According to research conducted by the International Agency for Cancer Research, Australia has the highest five-year survival rates for certain types of cancer. The study, which was published in The Lancet Oncology, was undertaken to explore disparities between cancer survival rates internationally. The research analysed survival rates of more than 3.9 million cancer patients over 20 years in seven high-income countries – Australia, Canada, Denmark, Ireland, New Zealand, Norway and the United Kingdom. For oesophageal, stomach, colon, rectum and pancreatic cancer Australians were found to have the highest five-year survival rate. For lung and ovarian cancer, survival rates were higher in Canada and Norway. For pancreatic cancer the five-year survival rate for Australians was 14.6 percent and only 7.9 percent in the United Kingdom which also had the lowest survival rates for rectal cancer and lung cancer.
Overall cancer survival rates have been increasing with Ireland showing the greatest improvement among the 19 jurisdictions studied. Within Australia, Western Australia had the highest five-year survival rates for ovarian, colon, pancreatic and stomach cancer. High cancer survival rates in Australia are attributed to early detection while Cancer Research UK claims the lower rates in Britain are attributed to how long it takes patients to get a diagnosis and access treatment.
By the end of this year there will have been 50,000 cancer-related deaths and 145,000 cancer diagnoses in Australia.
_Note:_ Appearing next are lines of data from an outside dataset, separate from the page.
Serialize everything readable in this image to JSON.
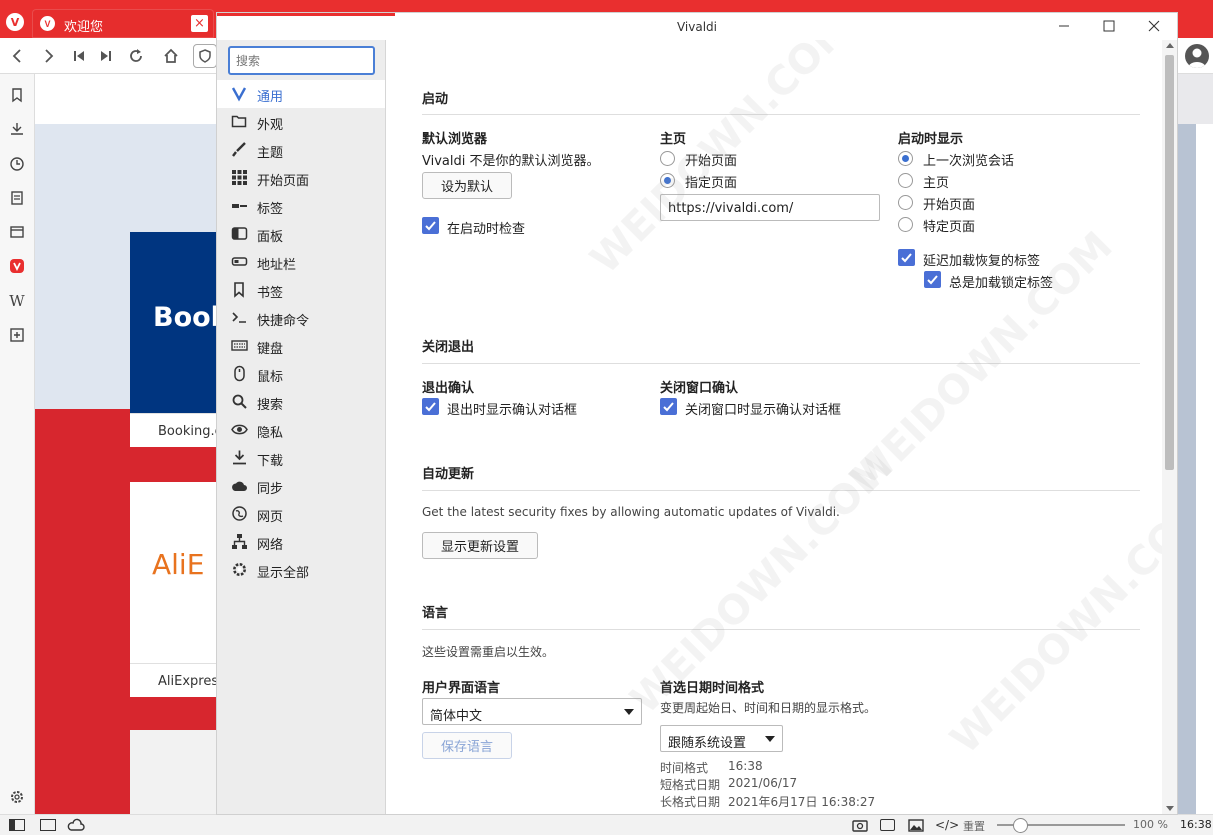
{
  "browser": {
    "tab_title": "欢迎您",
    "tab_close": "×",
    "status_zoom_reset": "重置",
    "status_zoom": "100 %",
    "status_time": "16:38"
  },
  "content_cards": [
    {
      "brand": "Book",
      "label": "Booking.co",
      "color": "#003580",
      "brand_color": "#ffffff"
    },
    {
      "brand": "AliE",
      "label": "AliExpress",
      "color": "#ffffff",
      "brand_color": "#e8731f"
    }
  ],
  "window": {
    "title": "Vivaldi",
    "minimize": "—",
    "maximize": "☐",
    "close": "✕"
  },
  "search": {
    "placeholder": "搜索"
  },
  "sidebar": {
    "items": [
      {
        "label": "通用",
        "icon": "vivaldi-icon",
        "active": true
      },
      {
        "label": "外观",
        "icon": "folder-icon"
      },
      {
        "label": "主题",
        "icon": "brush-icon"
      },
      {
        "label": "开始页面",
        "icon": "grid-icon"
      },
      {
        "label": "标签",
        "icon": "tabs-icon"
      },
      {
        "label": "面板",
        "icon": "panel-icon"
      },
      {
        "label": "地址栏",
        "icon": "address-bar-icon"
      },
      {
        "label": "书签",
        "icon": "bookmark-icon"
      },
      {
        "label": "快捷命令",
        "icon": "command-icon"
      },
      {
        "label": "键盘",
        "icon": "keyboard-icon"
      },
      {
        "label": "鼠标",
        "icon": "mouse-icon"
      },
      {
        "label": "搜索",
        "icon": "search-icon"
      },
      {
        "label": "隐私",
        "icon": "eye-icon"
      },
      {
        "label": "下载",
        "icon": "download-icon"
      },
      {
        "label": "同步",
        "icon": "cloud-icon"
      },
      {
        "label": "网页",
        "icon": "globe-icon"
      },
      {
        "label": "网络",
        "icon": "network-icon"
      },
      {
        "label": "显示全部",
        "icon": "gear-icon"
      }
    ]
  },
  "startup": {
    "section_title": "启动",
    "default_browser": {
      "title": "默认浏览器",
      "status": "Vivaldi 不是你的默认浏览器。",
      "button": "设为默认",
      "check_label": "在启动时检查",
      "check_checked": true
    },
    "homepage": {
      "title": "主页",
      "options": [
        {
          "label": "开始页面",
          "selected": false
        },
        {
          "label": "指定页面",
          "selected": true
        }
      ],
      "url": "https://vivaldi.com/"
    },
    "on_startup": {
      "title": "启动时显示",
      "options": [
        {
          "label": "上一次浏览会话",
          "selected": true
        },
        {
          "label": "主页",
          "selected": false
        },
        {
          "label": "开始页面",
          "selected": false
        },
        {
          "label": "特定页面",
          "selected": false
        }
      ],
      "lazy_load_label": "延迟加载恢复的标签",
      "always_load_pinned_label": "总是加载锁定标签"
    }
  },
  "quit": {
    "section_title": "关闭退出",
    "exit_confirm": {
      "title": "退出确认",
      "check_label": "退出时显示确认对话框"
    },
    "close_window_confirm": {
      "title": "关闭窗口确认",
      "check_label": "关闭窗口时显示确认对话框"
    }
  },
  "updates": {
    "section_title": "自动更新",
    "description": "Get the latest security fixes by allowing automatic updates of Vivaldi.",
    "button": "显示更新设置"
  },
  "language": {
    "section_title": "语言",
    "note": "这些设置需重启以生效。",
    "ui_language": {
      "title": "用户界面语言",
      "value": "简体中文",
      "save_button": "保存语言"
    },
    "date_format": {
      "title": "首选日期时间格式",
      "description": "变更周起始日、时间和日期的显示格式。",
      "value": "跟随系统设置",
      "rows": [
        {
          "key": "时间格式",
          "value": "16:38"
        },
        {
          "key": "短格式日期",
          "value": "2021/06/17"
        },
        {
          "key": "长格式日期",
          "value": "2021年6月17日 16:38:27"
        }
      ]
    }
  }
}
Cancer Council Australia, a leading charity which supports people whose lives have been impacted by cancer, has welcomed the findings but stress the need to continue working to improve the survival rates of particular cancers and a more equitable spread of resources and treatment options. According to Cancer Council Australia almost 7 in 10 Australians will survive at least five years after a cancer diagnosis but that some communities have significantly lower survival rates than the national average.
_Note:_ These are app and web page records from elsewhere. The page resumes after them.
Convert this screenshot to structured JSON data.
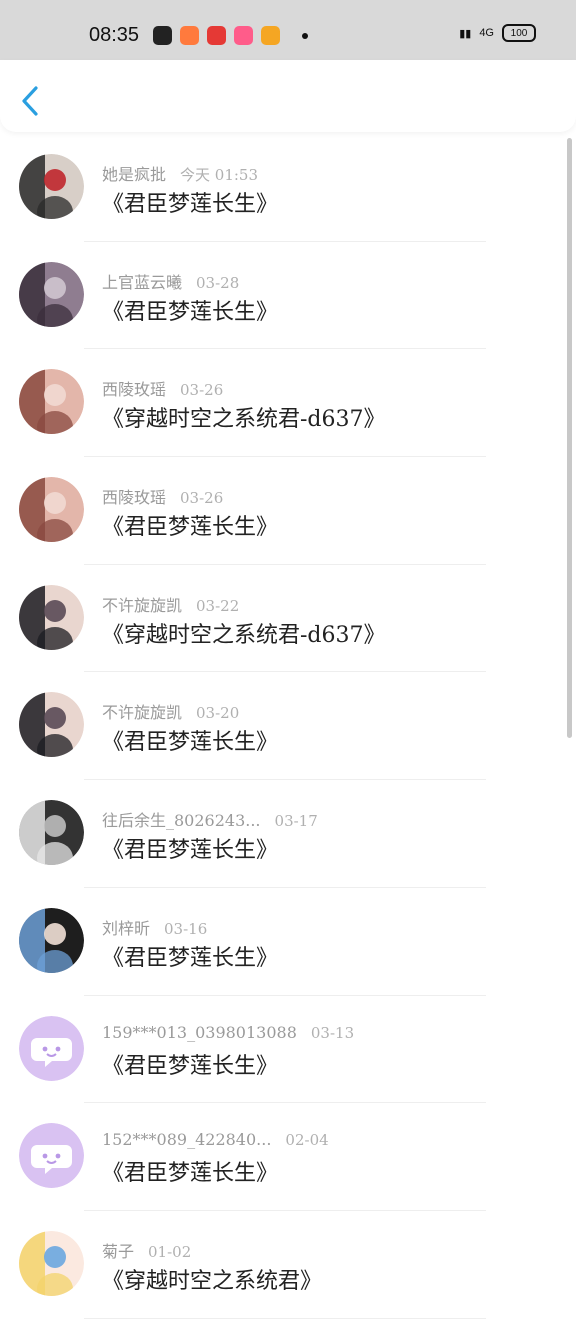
{
  "status_bar": {
    "time": "08:35",
    "apps": [
      {
        "icon": "wechat-icon",
        "color": "#222222"
      },
      {
        "icon": "reader-app-icon",
        "color": "#ff7a3d"
      },
      {
        "icon": "chat-app-icon",
        "color": "#e53935"
      },
      {
        "icon": "store-app-icon",
        "color": "#ff5c8a"
      },
      {
        "icon": "weibo-icon",
        "color": "#f5a623"
      }
    ],
    "network": "4G",
    "battery": "100"
  },
  "header": {
    "back_icon": "chevron-left-icon",
    "accent": "#2a9fe0"
  },
  "messages": [
    {
      "user": "她是疯批",
      "date": "今天 01:53",
      "title": "《君臣梦莲长生》",
      "avatar": "photo-red",
      "avatar_colors": [
        "#2a2a2a",
        "#d8cfc8",
        "#c0262c"
      ]
    },
    {
      "user": "上官蓝云曦",
      "date": "03-28",
      "title": "《君臣梦莲长生》",
      "avatar": "photo-dark",
      "avatar_colors": [
        "#3b2f3c",
        "#8f7d90",
        "#cfc5cf"
      ]
    },
    {
      "user": "西陵玫瑶",
      "date": "03-26",
      "title": "《穿越时空之系统君-d637》",
      "avatar": "photo-pink",
      "avatar_colors": [
        "#8a4a40",
        "#e3b6aa",
        "#f1d9d2"
      ]
    },
    {
      "user": "西陵玫瑶",
      "date": "03-26",
      "title": "《君臣梦莲长生》",
      "avatar": "photo-pink",
      "avatar_colors": [
        "#8a4a40",
        "#e3b6aa",
        "#f1d9d2"
      ]
    },
    {
      "user": "不许旋旋凯",
      "date": "03-22",
      "title": "《穿越时空之系统君-d637》",
      "avatar": "photo-couple",
      "avatar_colors": [
        "#1c1c22",
        "#e9d6cf",
        "#5a4a55"
      ]
    },
    {
      "user": "不许旋旋凯",
      "date": "03-20",
      "title": "《君臣梦莲长生》",
      "avatar": "photo-couple",
      "avatar_colors": [
        "#1c1c22",
        "#e9d6cf",
        "#5a4a55"
      ]
    },
    {
      "user": "往后余生_8026243...",
      "date": "03-17",
      "title": "《君臣梦莲长生》",
      "avatar": "photo-wedding",
      "avatar_colors": [
        "#e7e7e7",
        "#333333",
        "#bdbdbd"
      ]
    },
    {
      "user": "刘梓昕",
      "date": "03-16",
      "title": "《君臣梦莲长生》",
      "avatar": "photo-sky",
      "avatar_colors": [
        "#6c9fd6",
        "#1e1e1e",
        "#f1e0d6"
      ]
    },
    {
      "user": "159***013_0398013088",
      "date": "03-13",
      "title": "《君臣梦莲长生》",
      "avatar": "default-chat",
      "avatar_colors": [
        "#d9c2f2",
        "#ffffff",
        "#b998e6"
      ]
    },
    {
      "user": "152***089_422840...",
      "date": "02-04",
      "title": "《君臣梦莲长生》",
      "avatar": "default-chat",
      "avatar_colors": [
        "#d9c2f2",
        "#ffffff",
        "#b998e6"
      ]
    },
    {
      "user": "菊子",
      "date": "01-02",
      "title": "《穿越时空之系统君》",
      "avatar": "photo-anime",
      "avatar_colors": [
        "#f3d36b",
        "#fbe9e0",
        "#6aa7e0"
      ]
    }
  ]
}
Antibiotic use may reduce cancer survival rates
Meanwhile research undertaken by scientists at the Imperial College London has found that patients taking antibiotics in the month before immunotherapy have a dramatically reduced chance of survival. The study involved 196 cancer patients across two hospitals and found that patients who had taken broad-spectrum antibiotics had noticeably worse responses to a type of immunotherapy called checkpoint inhibitors.
Immunotherapy is successful in around one in five patients but currently it is difficult to predict which patients will respond well to the treatment. The findings of the research, which was published in JAMA Oncology, may influence clinical practice for cancer patients about to start immunotherapy.